TASK BRIEF
Write out each record in full and exactly as given. Skip any pictures.

----------

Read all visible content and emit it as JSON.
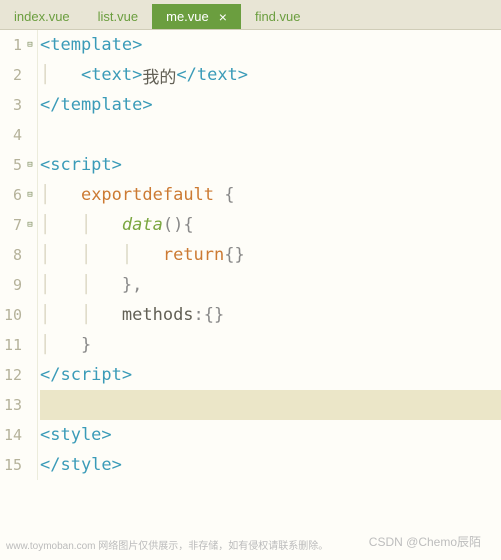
{
  "tabs": [
    {
      "label": "index.vue",
      "active": false
    },
    {
      "label": "list.vue",
      "active": false
    },
    {
      "label": "me.vue",
      "active": true,
      "close": "×"
    },
    {
      "label": "find.vue",
      "active": false
    }
  ],
  "lines": [
    {
      "n": "1",
      "fold": "⊟"
    },
    {
      "n": "2",
      "fold": ""
    },
    {
      "n": "3",
      "fold": ""
    },
    {
      "n": "4",
      "fold": ""
    },
    {
      "n": "5",
      "fold": "⊟"
    },
    {
      "n": "6",
      "fold": "⊟"
    },
    {
      "n": "7",
      "fold": "⊟"
    },
    {
      "n": "8",
      "fold": ""
    },
    {
      "n": "9",
      "fold": ""
    },
    {
      "n": "10",
      "fold": ""
    },
    {
      "n": "11",
      "fold": ""
    },
    {
      "n": "12",
      "fold": ""
    },
    {
      "n": "13",
      "fold": "",
      "hl": true
    },
    {
      "n": "14",
      "fold": ""
    },
    {
      "n": "15",
      "fold": ""
    }
  ],
  "code": {
    "l1_open": "<template>",
    "l2_open": "<text>",
    "l2_text": "我的",
    "l2_close": "</text>",
    "l3": "</template>",
    "l5": "<script>",
    "l6_kw1": "export",
    "l6_kw2": "default",
    "l6_p": " {",
    "l7_fn": "data",
    "l7_p": "(){",
    "l8_kw": "return",
    "l8_p": "{}",
    "l9": "},",
    "l10_k": "methods",
    "l10_p": ":{}",
    "l11": "}",
    "l12": "</script>",
    "l14": "<style>",
    "l15": "</style>"
  },
  "watermark1": "www.toymoban.com 网络图片仅供展示，非存储，如有侵权请联系删除。",
  "watermark2": "CSDN @Chemo辰陌"
}
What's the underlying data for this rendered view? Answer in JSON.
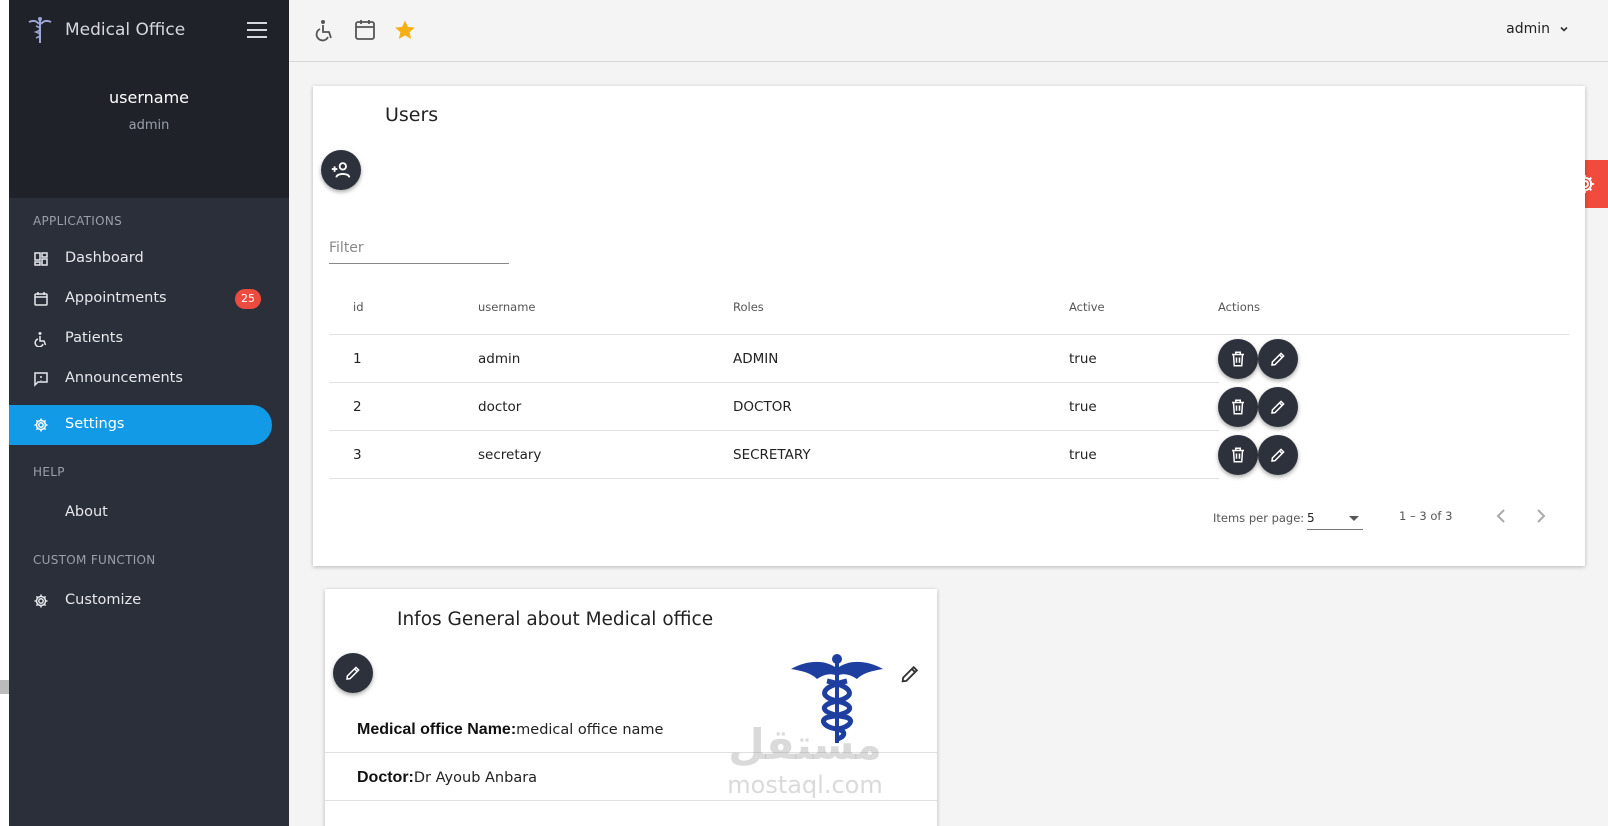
{
  "brand": {
    "title": "Medical Office"
  },
  "user": {
    "name": "username",
    "role": "admin"
  },
  "sidebar": {
    "sections": [
      {
        "title": "APPLICATIONS"
      },
      {
        "title": "HELP"
      },
      {
        "title": "CUSTOM FUNCTION"
      }
    ],
    "items": [
      {
        "label": "Dashboard",
        "icon": "dashboard-icon"
      },
      {
        "label": "Appointments",
        "icon": "calendar-icon",
        "badge": "25"
      },
      {
        "label": "Patients",
        "icon": "wheelchair-icon"
      },
      {
        "label": "Announcements",
        "icon": "announcement-icon"
      },
      {
        "label": "Settings",
        "icon": "gear-icon",
        "active": true
      },
      {
        "label": "About"
      },
      {
        "label": "Customize",
        "icon": "gear-icon"
      }
    ]
  },
  "topbar": {
    "icons": [
      "wheelchair-icon",
      "calendar-icon",
      "star-icon"
    ],
    "user_menu": "admin"
  },
  "users": {
    "title": "Users",
    "filter_placeholder": "Filter",
    "columns": [
      "id",
      "username",
      "Roles",
      "Active",
      "Actions"
    ],
    "rows": [
      {
        "id": "1",
        "username": "admin",
        "roles": "ADMIN",
        "active": "true"
      },
      {
        "id": "2",
        "username": "doctor",
        "roles": "DOCTOR",
        "active": "true"
      },
      {
        "id": "3",
        "username": "secretary",
        "roles": "SECRETARY",
        "active": "true"
      }
    ],
    "paginator": {
      "items_per_page_label": "Items per page:",
      "page_size": "5",
      "range": "1 – 3 of 3"
    }
  },
  "info": {
    "title": "Infos General about Medical office",
    "fields": [
      {
        "label": "Medical office Name:",
        "value": "medical office name"
      },
      {
        "label": "Doctor:",
        "value": "Dr Ayoub Anbara"
      }
    ]
  },
  "watermark": {
    "logo": "مستقل",
    "text": "mostaql.com"
  },
  "colors": {
    "accent": "#129ae6",
    "badge": "#ec4c3f",
    "gear_tab": "#f04b3c",
    "sidebar": "#2b2f3a",
    "fab": "#2d313c"
  }
}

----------

OUTPUT FOR THIS EXERCISE
Read all visible content and emit it as JSON.
{
  "tabs": [
    {
      "label": "index.vue",
      "active": false
    },
    {
      "label": "list.vue",
      "active": false
    },
    {
      "label": "me.vue",
      "active": true,
      "close": "×"
    },
    {
      "label": "find.vue",
      "active": false
    }
  ],
  "lines": [
    {
      "n": "1",
      "fold": "⊟"
    },
    {
      "n": "2",
      "fold": ""
    },
    {
      "n": "3",
      "fold": ""
    },
    {
      "n": "4",
      "fold": ""
    },
    {
      "n": "5",
      "fold": "⊟"
    },
    {
      "n": "6",
      "fold": "⊟"
    },
    {
      "n": "7",
      "fold": "⊟"
    },
    {
      "n": "8",
      "fold": ""
    },
    {
      "n": "9",
      "fold": ""
    },
    {
      "n": "10",
      "fold": ""
    },
    {
      "n": "11",
      "fold": ""
    },
    {
      "n": "12",
      "fold": ""
    },
    {
      "n": "13",
      "fold": "",
      "hl": true
    },
    {
      "n": "14",
      "fold": ""
    },
    {
      "n": "15",
      "fold": ""
    }
  ],
  "code": {
    "l1_open": "<template>",
    "l2_open": "<text>",
    "l2_text": "我的",
    "l2_close": "</text>",
    "l3": "</template>",
    "l5": "<script>",
    "l6_kw1": "export",
    "l6_kw2": "default",
    "l6_p": " {",
    "l7_fn": "data",
    "l7_p": "(){",
    "l8_kw": "return",
    "l8_p": "{}",
    "l9": "},",
    "l10_k": "methods",
    "l10_p": ":{}",
    "l11": "}",
    "l12": "</script>",
    "l14": "<style>",
    "l15": "</style>"
  },
  "watermark1": "www.toymoban.com 网络图片仅供展示，非存储，如有侵权请联系删除。",
  "watermark2": "CSDN @Chemo辰陌"
}
What's the underlying data for this rendered view? Answer in JSON.
{
  "brand": {
    "title": "Medical Office"
  },
  "user": {
    "name": "username",
    "role": "admin"
  },
  "sidebar": {
    "sections": [
      {
        "title": "APPLICATIONS"
      },
      {
        "title": "HELP"
      },
      {
        "title": "CUSTOM FUNCTION"
      }
    ],
    "items": [
      {
        "label": "Dashboard",
        "icon": "dashboard-icon"
      },
      {
        "label": "Appointments",
        "icon": "calendar-icon",
        "badge": "25"
      },
      {
        "label": "Patients",
        "icon": "wheelchair-icon"
      },
      {
        "label": "Announcements",
        "icon": "announcement-icon"
      },
      {
        "label": "Settings",
        "icon": "gear-icon",
        "active": true
      },
      {
        "label": "About"
      },
      {
        "label": "Customize",
        "icon": "gear-icon"
      }
    ]
  },
  "topbar": {
    "icons": [
      "wheelchair-icon",
      "calendar-icon",
      "star-icon"
    ],
    "user_menu": "admin"
  },
  "users": {
    "title": "Users",
    "filter_placeholder": "Filter",
    "columns": [
      "id",
      "username",
      "Roles",
      "Active",
      "Actions"
    ],
    "rows": [
      {
        "id": "1",
        "username": "admin",
        "roles": "ADMIN",
        "active": "true"
      },
      {
        "id": "2",
        "username": "doctor",
        "roles": "DOCTOR",
        "active": "true"
      },
      {
        "id": "3",
        "username": "secretary",
        "roles": "SECRETARY",
        "active": "true"
      }
    ],
    "paginator": {
      "items_per_page_label": "Items per page:",
      "page_size": "5",
      "range": "1 – 3 of 3"
    }
  },
  "info": {
    "title": "Infos General about Medical office",
    "fields": [
      {
        "label": "Medical office Name:",
        "value": "medical office name"
      },
      {
        "label": "Doctor:",
        "value": "Dr Ayoub Anbara"
      }
    ]
  },
  "watermark": {
    "logo": "مستقل",
    "text": "mostaql.com"
  },
  "colors": {
    "accent": "#129ae6",
    "badge": "#ec4c3f",
    "gear_tab": "#f04b3c",
    "sidebar": "#2b2f3a",
    "fab": "#2d313c"
  }
}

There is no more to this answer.